### THE TASK
All entries below are to be written out again exactly, but no picture is to be copied.

### SOURCE RECORDS
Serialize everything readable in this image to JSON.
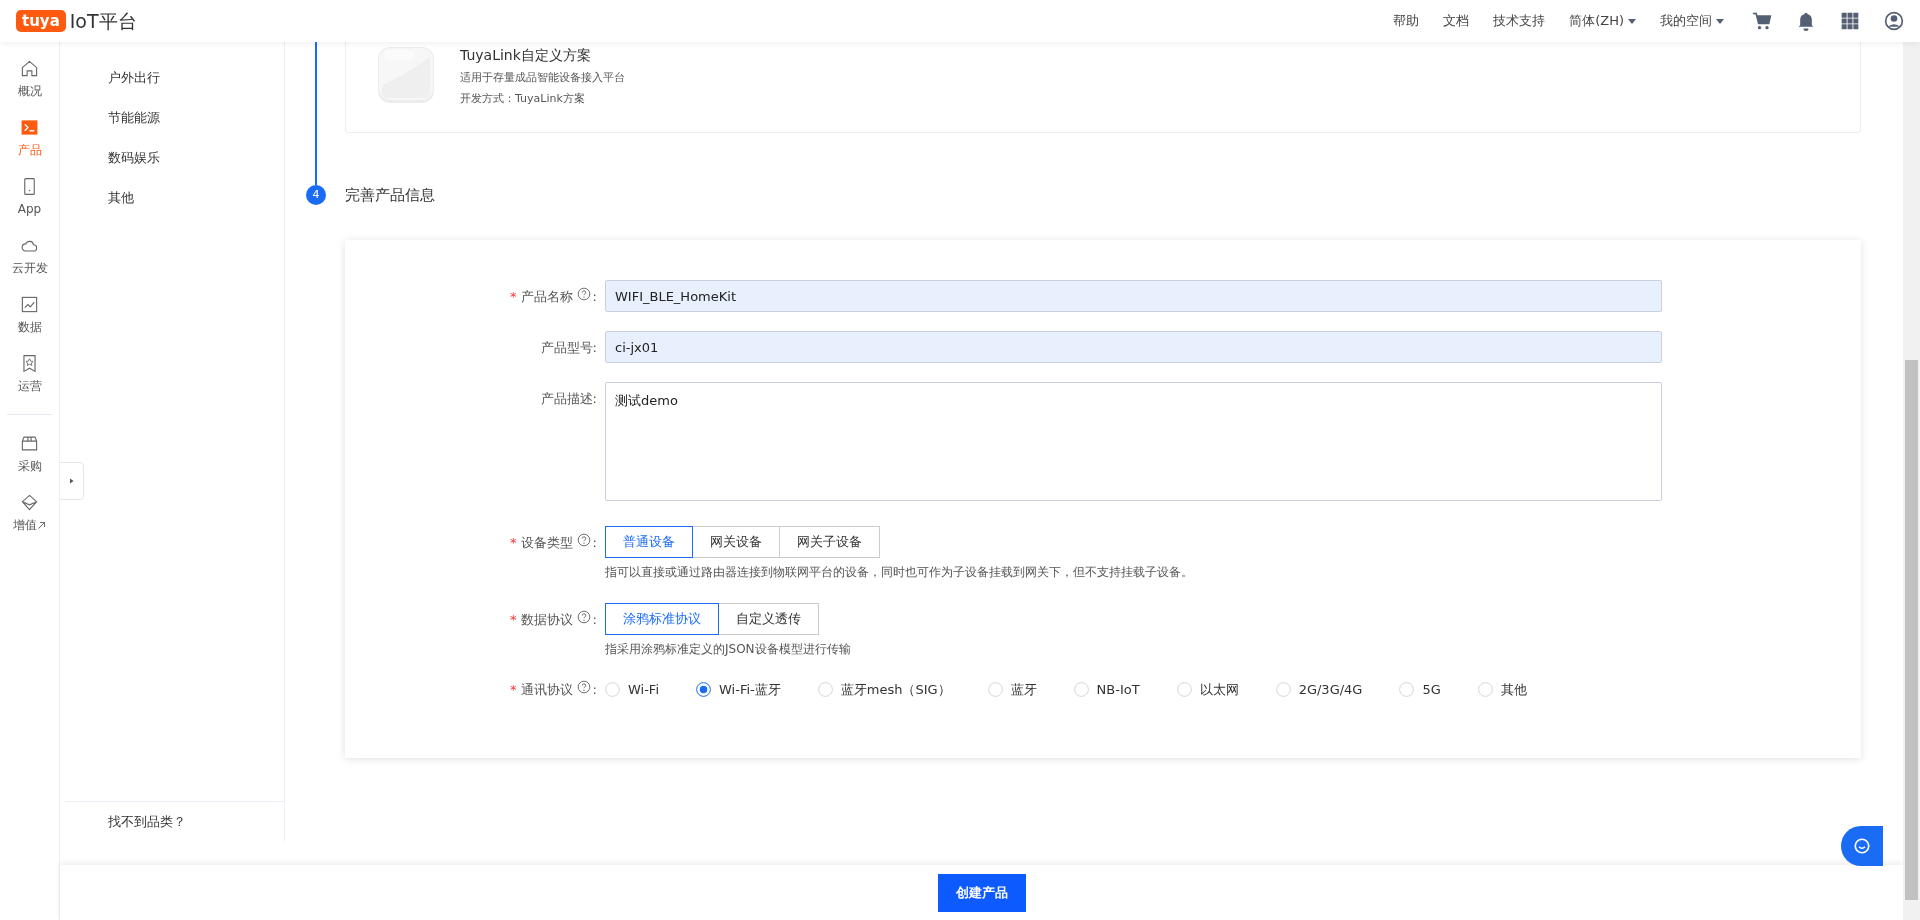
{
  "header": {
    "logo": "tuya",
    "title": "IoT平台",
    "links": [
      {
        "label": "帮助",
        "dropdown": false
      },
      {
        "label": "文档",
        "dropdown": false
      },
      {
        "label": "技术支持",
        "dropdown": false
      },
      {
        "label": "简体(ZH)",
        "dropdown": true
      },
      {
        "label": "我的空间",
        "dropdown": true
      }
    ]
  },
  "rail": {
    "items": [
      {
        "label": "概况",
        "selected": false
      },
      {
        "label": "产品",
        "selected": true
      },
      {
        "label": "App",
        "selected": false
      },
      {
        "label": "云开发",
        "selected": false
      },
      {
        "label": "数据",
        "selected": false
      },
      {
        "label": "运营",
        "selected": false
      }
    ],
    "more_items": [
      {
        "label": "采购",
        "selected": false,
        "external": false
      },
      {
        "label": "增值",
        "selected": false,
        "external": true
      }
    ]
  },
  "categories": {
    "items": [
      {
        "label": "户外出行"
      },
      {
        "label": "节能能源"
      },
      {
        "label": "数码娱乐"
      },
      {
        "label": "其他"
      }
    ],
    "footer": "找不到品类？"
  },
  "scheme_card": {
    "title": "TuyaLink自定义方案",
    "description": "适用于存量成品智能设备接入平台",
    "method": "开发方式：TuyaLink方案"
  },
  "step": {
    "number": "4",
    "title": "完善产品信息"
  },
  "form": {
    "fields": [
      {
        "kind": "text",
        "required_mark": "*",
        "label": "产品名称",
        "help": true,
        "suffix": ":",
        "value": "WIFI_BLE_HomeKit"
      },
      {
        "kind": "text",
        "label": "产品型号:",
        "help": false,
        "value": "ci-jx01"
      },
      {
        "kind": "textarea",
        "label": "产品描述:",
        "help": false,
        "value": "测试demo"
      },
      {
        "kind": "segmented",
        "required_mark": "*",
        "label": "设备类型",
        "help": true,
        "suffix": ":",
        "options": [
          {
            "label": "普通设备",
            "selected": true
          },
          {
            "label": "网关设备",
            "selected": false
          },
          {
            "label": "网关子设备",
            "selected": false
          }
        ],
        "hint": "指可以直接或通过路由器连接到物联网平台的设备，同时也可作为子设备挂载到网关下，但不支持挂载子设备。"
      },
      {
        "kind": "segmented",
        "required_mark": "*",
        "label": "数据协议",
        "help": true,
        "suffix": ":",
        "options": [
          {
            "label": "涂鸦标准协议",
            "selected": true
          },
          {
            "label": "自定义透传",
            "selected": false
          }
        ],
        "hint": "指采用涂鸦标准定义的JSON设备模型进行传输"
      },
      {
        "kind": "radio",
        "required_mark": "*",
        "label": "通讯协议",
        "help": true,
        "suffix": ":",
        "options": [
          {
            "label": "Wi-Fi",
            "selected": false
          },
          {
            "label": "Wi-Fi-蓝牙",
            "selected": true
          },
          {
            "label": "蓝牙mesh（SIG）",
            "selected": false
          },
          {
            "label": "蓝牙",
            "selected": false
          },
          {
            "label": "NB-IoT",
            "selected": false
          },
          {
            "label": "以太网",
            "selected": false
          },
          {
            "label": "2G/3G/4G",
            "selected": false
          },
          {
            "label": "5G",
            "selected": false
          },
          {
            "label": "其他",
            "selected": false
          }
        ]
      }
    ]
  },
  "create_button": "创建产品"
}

### EXPECTED ANSWER
Serialize everything readable in this image to JSON.
{
  "header": {
    "logo": "tuya",
    "title": "IoT平台",
    "links": [
      {
        "label": "帮助",
        "dropdown": false
      },
      {
        "label": "文档",
        "dropdown": false
      },
      {
        "label": "技术支持",
        "dropdown": false
      },
      {
        "label": "简体(ZH)",
        "dropdown": true
      },
      {
        "label": "我的空间",
        "dropdown": true
      }
    ]
  },
  "rail": {
    "items": [
      {
        "label": "概况",
        "selected": false
      },
      {
        "label": "产品",
        "selected": true
      },
      {
        "label": "App",
        "selected": false
      },
      {
        "label": "云开发",
        "selected": false
      },
      {
        "label": "数据",
        "selected": false
      },
      {
        "label": "运营",
        "selected": false
      }
    ],
    "more_items": [
      {
        "label": "采购",
        "selected": false,
        "external": false
      },
      {
        "label": "增值",
        "selected": false,
        "external": true
      }
    ]
  },
  "categories": {
    "items": [
      {
        "label": "户外出行"
      },
      {
        "label": "节能能源"
      },
      {
        "label": "数码娱乐"
      },
      {
        "label": "其他"
      }
    ],
    "footer": "找不到品类？"
  },
  "scheme_card": {
    "title": "TuyaLink自定义方案",
    "description": "适用于存量成品智能设备接入平台",
    "method": "开发方式：TuyaLink方案"
  },
  "step": {
    "number": "4",
    "title": "完善产品信息"
  },
  "form": {
    "fields": [
      {
        "kind": "text",
        "required_mark": "*",
        "label": "产品名称",
        "help": true,
        "suffix": ":",
        "value": "WIFI_BLE_HomeKit"
      },
      {
        "kind": "text",
        "label": "产品型号:",
        "help": false,
        "value": "ci-jx01"
      },
      {
        "kind": "textarea",
        "label": "产品描述:",
        "help": false,
        "value": "测试demo"
      },
      {
        "kind": "segmented",
        "required_mark": "*",
        "label": "设备类型",
        "help": true,
        "suffix": ":",
        "options": [
          {
            "label": "普通设备",
            "selected": true
          },
          {
            "label": "网关设备",
            "selected": false
          },
          {
            "label": "网关子设备",
            "selected": false
          }
        ],
        "hint": "指可以直接或通过路由器连接到物联网平台的设备，同时也可作为子设备挂载到网关下，但不支持挂载子设备。"
      },
      {
        "kind": "segmented",
        "required_mark": "*",
        "label": "数据协议",
        "help": true,
        "suffix": ":",
        "options": [
          {
            "label": "涂鸦标准协议",
            "selected": true
          },
          {
            "label": "自定义透传",
            "selected": false
          }
        ],
        "hint": "指采用涂鸦标准定义的JSON设备模型进行传输"
      },
      {
        "kind": "radio",
        "required_mark": "*",
        "label": "通讯协议",
        "help": true,
        "suffix": ":",
        "options": [
          {
            "label": "Wi-Fi",
            "selected": false
          },
          {
            "label": "Wi-Fi-蓝牙",
            "selected": true
          },
          {
            "label": "蓝牙mesh（SIG）",
            "selected": false
          },
          {
            "label": "蓝牙",
            "selected": false
          },
          {
            "label": "NB-IoT",
            "selected": false
          },
          {
            "label": "以太网",
            "selected": false
          },
          {
            "label": "2G/3G/4G",
            "selected": false
          },
          {
            "label": "5G",
            "selected": false
          },
          {
            "label": "其他",
            "selected": false
          }
        ]
      }
    ]
  },
  "create_button": "创建产品"
}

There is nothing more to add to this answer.